======== Given data ========

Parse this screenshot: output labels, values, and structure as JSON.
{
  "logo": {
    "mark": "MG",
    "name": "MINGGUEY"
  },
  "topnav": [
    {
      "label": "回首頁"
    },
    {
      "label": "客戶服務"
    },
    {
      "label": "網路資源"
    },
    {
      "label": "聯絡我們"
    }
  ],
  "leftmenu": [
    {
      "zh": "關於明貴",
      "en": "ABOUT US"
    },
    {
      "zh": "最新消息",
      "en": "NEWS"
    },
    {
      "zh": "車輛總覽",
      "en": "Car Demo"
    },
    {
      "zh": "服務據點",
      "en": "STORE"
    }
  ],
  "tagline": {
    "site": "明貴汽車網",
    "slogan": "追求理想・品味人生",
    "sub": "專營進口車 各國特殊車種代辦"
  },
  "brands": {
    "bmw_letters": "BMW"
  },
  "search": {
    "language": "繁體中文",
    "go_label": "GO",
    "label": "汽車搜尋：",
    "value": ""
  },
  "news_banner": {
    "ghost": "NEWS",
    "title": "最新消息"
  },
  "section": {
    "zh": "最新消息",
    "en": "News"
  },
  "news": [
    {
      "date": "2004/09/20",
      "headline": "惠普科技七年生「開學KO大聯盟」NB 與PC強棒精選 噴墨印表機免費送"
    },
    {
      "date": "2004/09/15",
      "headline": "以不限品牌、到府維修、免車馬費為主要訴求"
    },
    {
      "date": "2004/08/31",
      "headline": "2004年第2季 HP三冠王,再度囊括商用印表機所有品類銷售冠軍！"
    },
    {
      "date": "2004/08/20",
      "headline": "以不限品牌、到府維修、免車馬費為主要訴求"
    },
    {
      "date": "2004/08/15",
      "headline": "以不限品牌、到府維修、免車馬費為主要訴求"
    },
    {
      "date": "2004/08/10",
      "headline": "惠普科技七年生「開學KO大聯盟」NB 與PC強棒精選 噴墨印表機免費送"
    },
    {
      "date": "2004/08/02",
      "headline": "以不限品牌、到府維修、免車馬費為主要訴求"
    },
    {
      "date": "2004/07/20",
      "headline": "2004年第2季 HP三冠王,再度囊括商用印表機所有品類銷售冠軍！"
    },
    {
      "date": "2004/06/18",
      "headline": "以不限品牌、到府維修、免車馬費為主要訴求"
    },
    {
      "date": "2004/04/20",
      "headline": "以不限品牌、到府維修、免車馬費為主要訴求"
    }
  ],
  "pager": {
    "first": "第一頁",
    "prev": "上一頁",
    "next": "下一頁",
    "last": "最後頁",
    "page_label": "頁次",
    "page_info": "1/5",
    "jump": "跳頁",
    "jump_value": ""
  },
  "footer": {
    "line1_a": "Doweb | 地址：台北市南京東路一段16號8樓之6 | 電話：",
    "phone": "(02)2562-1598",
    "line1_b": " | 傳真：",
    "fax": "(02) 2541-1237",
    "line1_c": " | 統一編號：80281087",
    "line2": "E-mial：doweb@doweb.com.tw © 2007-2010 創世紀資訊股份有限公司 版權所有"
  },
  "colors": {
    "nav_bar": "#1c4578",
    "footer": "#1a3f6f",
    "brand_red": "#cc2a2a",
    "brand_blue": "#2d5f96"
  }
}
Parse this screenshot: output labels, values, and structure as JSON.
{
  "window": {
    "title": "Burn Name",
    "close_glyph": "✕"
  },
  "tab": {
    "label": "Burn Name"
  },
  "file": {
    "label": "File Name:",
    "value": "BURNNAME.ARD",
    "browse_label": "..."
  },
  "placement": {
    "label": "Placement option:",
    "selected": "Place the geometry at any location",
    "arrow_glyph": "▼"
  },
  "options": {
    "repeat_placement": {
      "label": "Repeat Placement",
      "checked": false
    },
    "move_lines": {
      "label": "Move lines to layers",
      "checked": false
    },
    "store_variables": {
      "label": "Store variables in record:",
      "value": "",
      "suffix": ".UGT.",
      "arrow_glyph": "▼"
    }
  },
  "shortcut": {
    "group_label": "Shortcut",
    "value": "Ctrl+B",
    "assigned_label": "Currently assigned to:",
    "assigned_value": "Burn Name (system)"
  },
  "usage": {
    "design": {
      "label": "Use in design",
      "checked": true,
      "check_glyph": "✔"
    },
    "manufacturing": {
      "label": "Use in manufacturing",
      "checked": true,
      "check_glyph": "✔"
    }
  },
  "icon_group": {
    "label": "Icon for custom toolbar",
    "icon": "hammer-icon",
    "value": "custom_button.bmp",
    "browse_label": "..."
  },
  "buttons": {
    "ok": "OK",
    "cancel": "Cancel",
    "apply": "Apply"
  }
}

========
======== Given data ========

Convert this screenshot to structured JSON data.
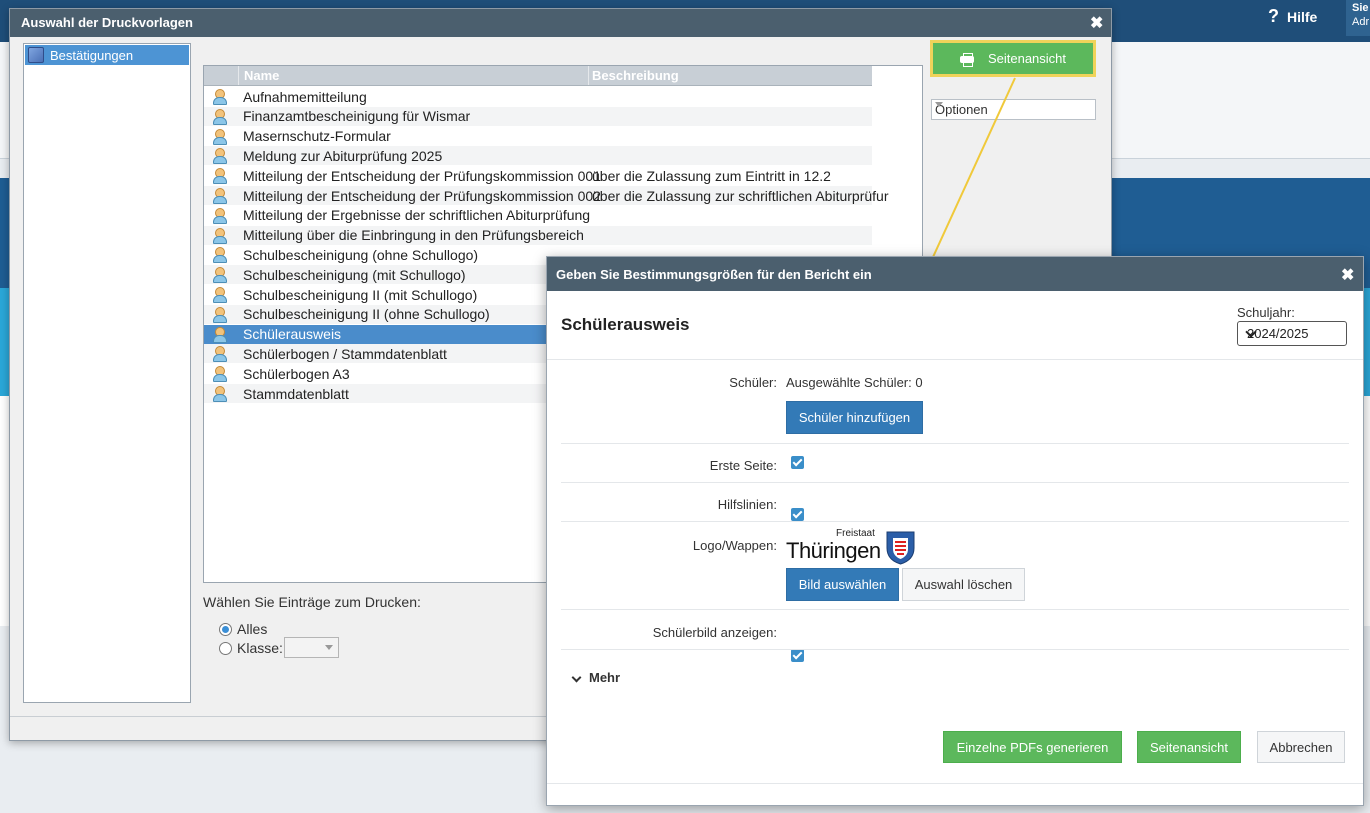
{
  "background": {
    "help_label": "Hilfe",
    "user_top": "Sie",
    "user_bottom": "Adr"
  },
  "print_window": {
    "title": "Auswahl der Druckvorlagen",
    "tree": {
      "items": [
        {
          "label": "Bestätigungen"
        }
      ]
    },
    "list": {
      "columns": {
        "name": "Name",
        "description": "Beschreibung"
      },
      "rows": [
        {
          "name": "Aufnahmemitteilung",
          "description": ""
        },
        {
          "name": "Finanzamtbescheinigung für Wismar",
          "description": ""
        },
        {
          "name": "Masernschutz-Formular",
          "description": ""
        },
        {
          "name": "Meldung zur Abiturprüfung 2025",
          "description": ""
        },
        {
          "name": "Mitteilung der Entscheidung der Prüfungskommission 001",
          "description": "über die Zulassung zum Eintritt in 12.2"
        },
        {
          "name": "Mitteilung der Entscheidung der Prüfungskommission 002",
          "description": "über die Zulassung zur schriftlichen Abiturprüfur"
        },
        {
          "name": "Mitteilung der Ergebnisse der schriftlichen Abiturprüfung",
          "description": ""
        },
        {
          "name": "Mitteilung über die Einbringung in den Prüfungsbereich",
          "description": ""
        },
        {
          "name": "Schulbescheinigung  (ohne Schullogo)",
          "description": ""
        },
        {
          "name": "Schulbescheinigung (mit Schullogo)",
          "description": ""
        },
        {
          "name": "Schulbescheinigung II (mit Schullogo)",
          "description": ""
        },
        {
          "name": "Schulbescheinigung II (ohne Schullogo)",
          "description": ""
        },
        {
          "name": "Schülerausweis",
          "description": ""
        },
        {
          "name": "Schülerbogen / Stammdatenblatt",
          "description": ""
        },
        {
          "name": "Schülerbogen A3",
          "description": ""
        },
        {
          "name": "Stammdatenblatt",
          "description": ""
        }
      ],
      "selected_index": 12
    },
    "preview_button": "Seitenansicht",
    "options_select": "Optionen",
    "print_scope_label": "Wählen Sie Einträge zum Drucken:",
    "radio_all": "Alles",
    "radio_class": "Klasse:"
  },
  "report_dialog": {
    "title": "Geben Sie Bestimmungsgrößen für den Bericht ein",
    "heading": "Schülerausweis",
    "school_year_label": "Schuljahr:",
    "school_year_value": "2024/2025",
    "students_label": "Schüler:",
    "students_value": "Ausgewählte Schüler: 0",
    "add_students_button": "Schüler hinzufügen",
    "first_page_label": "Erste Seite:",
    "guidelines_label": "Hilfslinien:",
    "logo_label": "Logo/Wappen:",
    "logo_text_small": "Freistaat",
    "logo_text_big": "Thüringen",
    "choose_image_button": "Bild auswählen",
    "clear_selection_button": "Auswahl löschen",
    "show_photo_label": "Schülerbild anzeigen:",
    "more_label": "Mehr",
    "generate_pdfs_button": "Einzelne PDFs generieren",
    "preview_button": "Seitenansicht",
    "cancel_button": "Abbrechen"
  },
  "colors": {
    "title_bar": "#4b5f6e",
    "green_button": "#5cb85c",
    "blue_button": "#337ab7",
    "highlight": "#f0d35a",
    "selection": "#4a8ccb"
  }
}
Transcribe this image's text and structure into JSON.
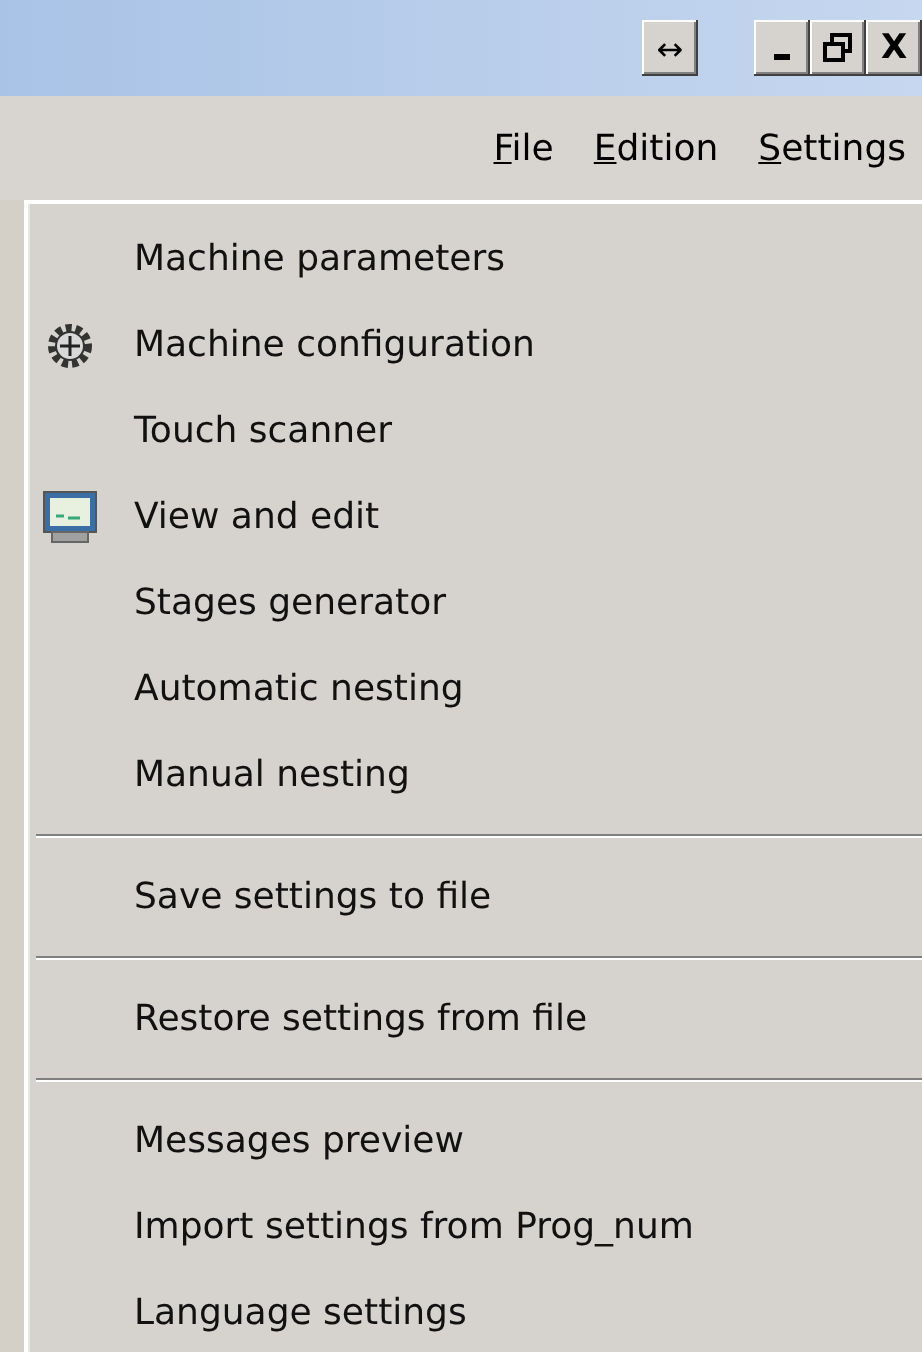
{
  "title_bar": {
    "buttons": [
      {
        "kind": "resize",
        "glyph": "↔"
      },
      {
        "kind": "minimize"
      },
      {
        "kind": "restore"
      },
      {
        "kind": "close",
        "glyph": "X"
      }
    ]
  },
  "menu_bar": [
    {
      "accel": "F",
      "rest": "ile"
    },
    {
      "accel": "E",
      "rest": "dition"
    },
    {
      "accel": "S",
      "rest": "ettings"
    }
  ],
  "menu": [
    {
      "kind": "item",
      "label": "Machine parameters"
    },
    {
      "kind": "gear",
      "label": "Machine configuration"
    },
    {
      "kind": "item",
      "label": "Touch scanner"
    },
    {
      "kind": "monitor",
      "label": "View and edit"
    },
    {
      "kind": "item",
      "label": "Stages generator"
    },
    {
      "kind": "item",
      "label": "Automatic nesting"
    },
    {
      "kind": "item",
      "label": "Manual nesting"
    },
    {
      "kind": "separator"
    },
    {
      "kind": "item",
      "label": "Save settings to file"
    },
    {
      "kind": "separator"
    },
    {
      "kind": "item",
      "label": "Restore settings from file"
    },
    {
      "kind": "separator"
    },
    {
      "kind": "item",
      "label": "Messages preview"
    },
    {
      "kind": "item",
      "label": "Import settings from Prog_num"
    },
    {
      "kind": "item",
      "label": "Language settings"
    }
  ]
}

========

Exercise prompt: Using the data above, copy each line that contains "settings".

Task solution:
      "label": "Save settings to file"
      "label": "Restore settings from file"
      "label": "Import settings from Prog_num"
      "label": "Language settings"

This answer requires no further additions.